Question from Dee
Hi there I am really at a loss.
My baby is 10 months old and a couple of months ago for some reason I was looking at plastic and toxins and it’s heightened my anxiety. I am very scared about everything my baby has been exposed to and scared about his future.
I immediately changed to giving his food in glass bowls, he drinks out of glasses and I store his food in glass bowls. I bought Kilner (rayware) freezer glass containers and chop and cook and store all my baby’s different fruit, vegetables and lentils etc in there so they are stored over a month in the freezer usually and this allows me to give him homemade food.
I noticed black kilner writing on the base and I emailed them.
I received the below response:
“Thank you for contacting The Rayware group with your enquiry.
Whilst we are unable to advise all our products to be entirely lead/cadmium free I can advise that any trace would be to minimal and that all our products meet all European and UK standards for metal release.
I can also advise that any products that we supply directly to our stockist in America do not require a proposition 65 label”
My dilemma is do I go back to storing and using baby plastic bowls, cups and containers or not as I’m scared about the lead and cadmium.
I’m so confused and really unhappy as everything I try seems to be toxic so what do I do?
This has all made my anxiety worse and I’m feeling very down.
I would not recommend going back to plastic.
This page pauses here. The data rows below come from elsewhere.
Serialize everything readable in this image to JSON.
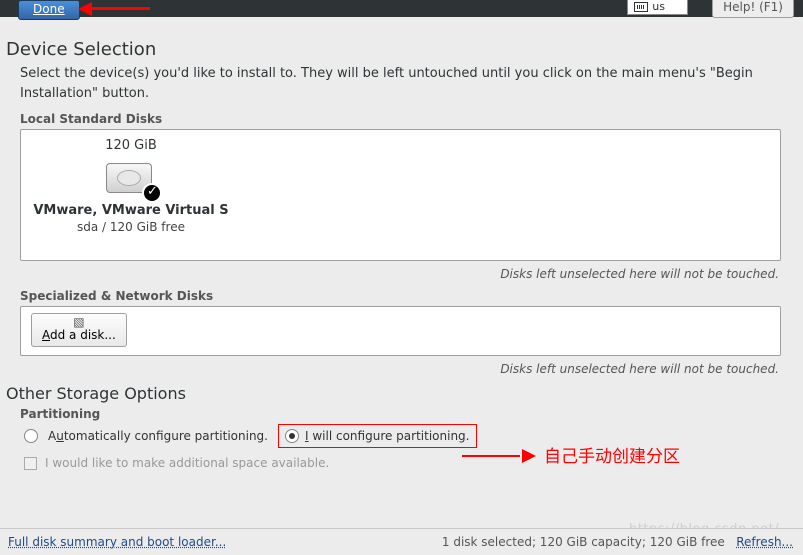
{
  "topbar": {
    "done": "Done",
    "lang": "us",
    "help": "Help! (F1)"
  },
  "header": {
    "title": "Device Selection",
    "intro": "Select the device(s) you'd like to install to.  They will be left untouched until you click on the main menu's \"Begin Installation\" button."
  },
  "local": {
    "label": "Local Standard Disks",
    "disk": {
      "size": "120 GiB",
      "name": "VMware, VMware Virtual S",
      "sub": "sda   /   120 GiB free"
    },
    "note": "Disks left unselected here will not be touched."
  },
  "network": {
    "label": "Specialized & Network Disks",
    "add": "Add a disk...",
    "note": "Disks left unselected here will not be touched."
  },
  "other": {
    "title": "Other Storage Options",
    "partitioning_label": "Partitioning",
    "auto": "Automatically configure partitioning.",
    "manual": "I will configure partitioning.",
    "additional": "I would like to make additional space available."
  },
  "annotation": {
    "cn": "自己手动创建分区"
  },
  "footer": {
    "link": "Full disk summary and boot loader...",
    "status": "1 disk selected; 120 GiB capacity; 120 GiB free",
    "refresh": "Refresh..."
  }
}
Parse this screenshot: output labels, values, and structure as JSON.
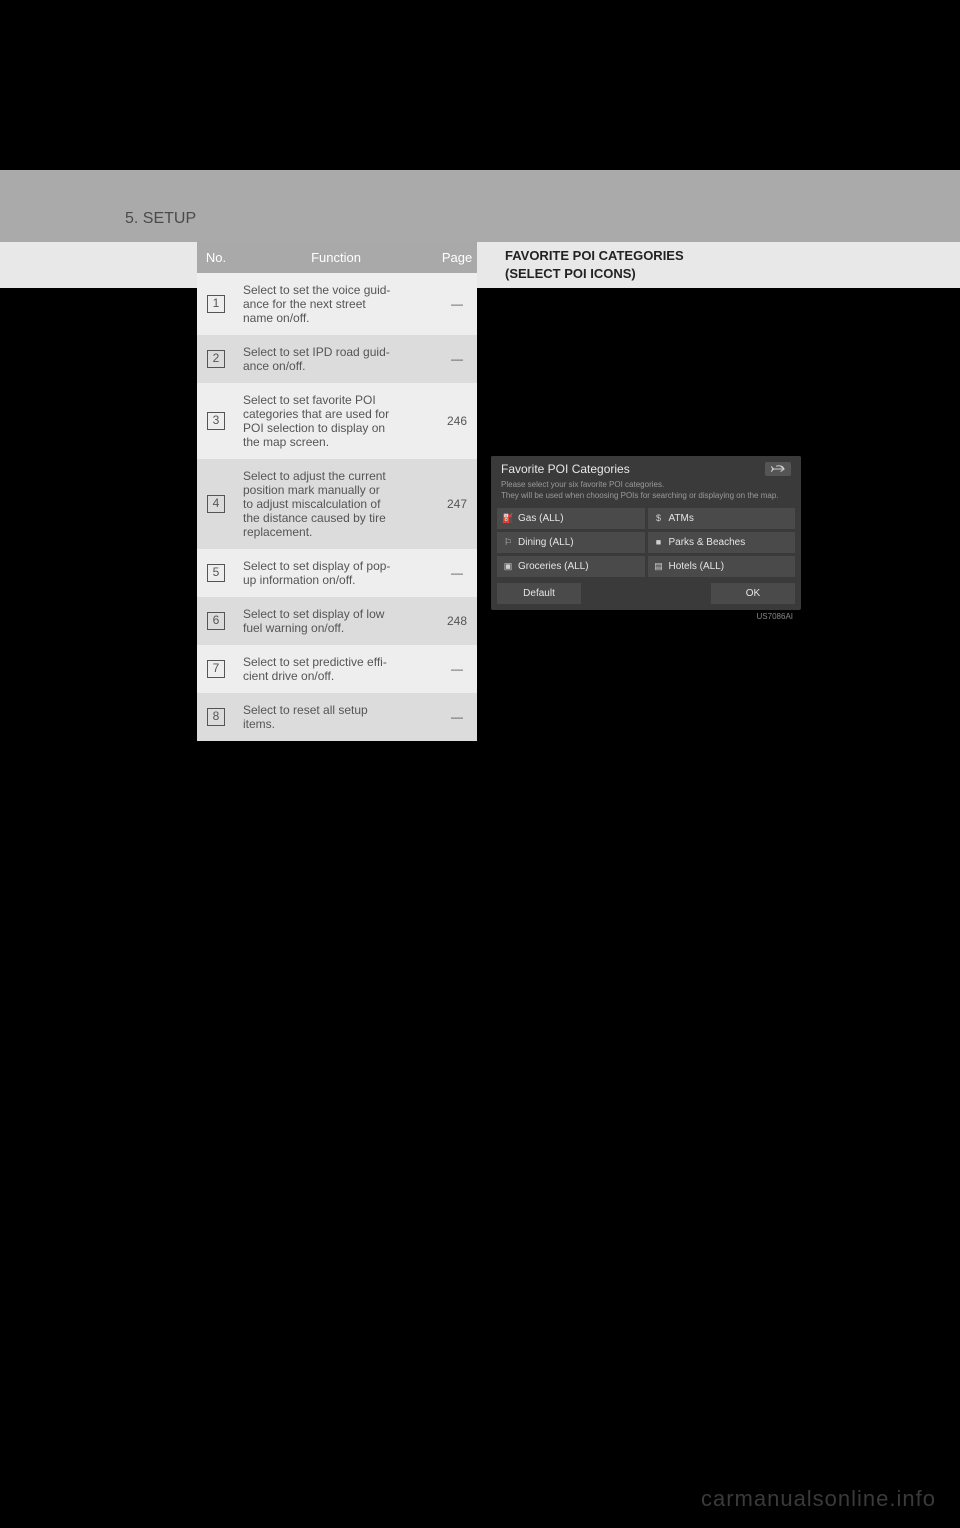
{
  "header": {
    "section_label": "5. SETUP"
  },
  "table": {
    "columns": {
      "no": "No.",
      "function": "Function",
      "page": "Page"
    },
    "rows": [
      {
        "num": "1",
        "function": "Select to set the voice guid-\nance for the next street\nname on/off.",
        "page": "—"
      },
      {
        "num": "2",
        "function": "Select to set IPD road guid-\nance on/off.",
        "page": "—"
      },
      {
        "num": "3",
        "function": "Select to set favorite POI\ncategories that are used for\nPOI selection to display on\nthe map screen.",
        "page": "246"
      },
      {
        "num": "4",
        "function": "Select to adjust the current\nposition mark manually or\nto adjust miscalculation of\nthe distance caused by tire\nreplacement.",
        "page": "247"
      },
      {
        "num": "5",
        "function": "Select to set display of pop-\nup information on/off.",
        "page": "—"
      },
      {
        "num": "6",
        "function": "Select to set display of low\nfuel warning on/off.",
        "page": "248"
      },
      {
        "num": "7",
        "function": "Select to set predictive effi-\ncient drive on/off.",
        "page": "—"
      },
      {
        "num": "8",
        "function": "Select to reset all setup\nitems.",
        "page": "—"
      }
    ]
  },
  "right": {
    "title_line1": "FAVORITE POI CATEGORIES",
    "title_line2": "(SELECT POI ICONS)"
  },
  "screenshot": {
    "title": "Favorite POI Categories",
    "desc_line1": "Please select your six favorite POI categories.",
    "desc_line2": "They will be used when choosing POIs for searching or displaying on the map.",
    "items": [
      {
        "icon": "gas-pump-icon",
        "label": "Gas (ALL)"
      },
      {
        "icon": "dollar-icon",
        "label": "ATMs"
      },
      {
        "icon": "fork-knife-icon",
        "label": "Dining (ALL)"
      },
      {
        "icon": "tree-icon",
        "label": "Parks & Beaches"
      },
      {
        "icon": "cart-icon",
        "label": "Groceries (ALL)"
      },
      {
        "icon": "bed-icon",
        "label": "Hotels (ALL)"
      }
    ],
    "default_label": "Default",
    "ok_label": "OK",
    "code": "US7086AI"
  },
  "watermark": "carmanualsonline.info",
  "icon_glyphs": {
    "gas-pump-icon": "⛽",
    "dollar-icon": "$",
    "fork-knife-icon": "⚐",
    "tree-icon": "■",
    "cart-icon": "▣",
    "bed-icon": "▤"
  }
}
Plastic has the potential to leach an array of harmful chemicals into food. It has been shown to leach under most conditions. You can read more about it here.
Most glassware purchased in the U.S. and EU is safe to use. You can read more about glassware here.
If you read the link above about glassware, you will find that there are some types of glass that it is best to avoid. Lead glass, or lead crystal, can contain high levels of lead that could leach into food or drink. Glass with decorations, such as painted rims, may have a high lead content from the decoration which could flake off and be consumed. Vintage glass could have been made before regulations to limit leachable lead levels were in place (in the U.S., the FDA started regulating leachable lead levels in 1971).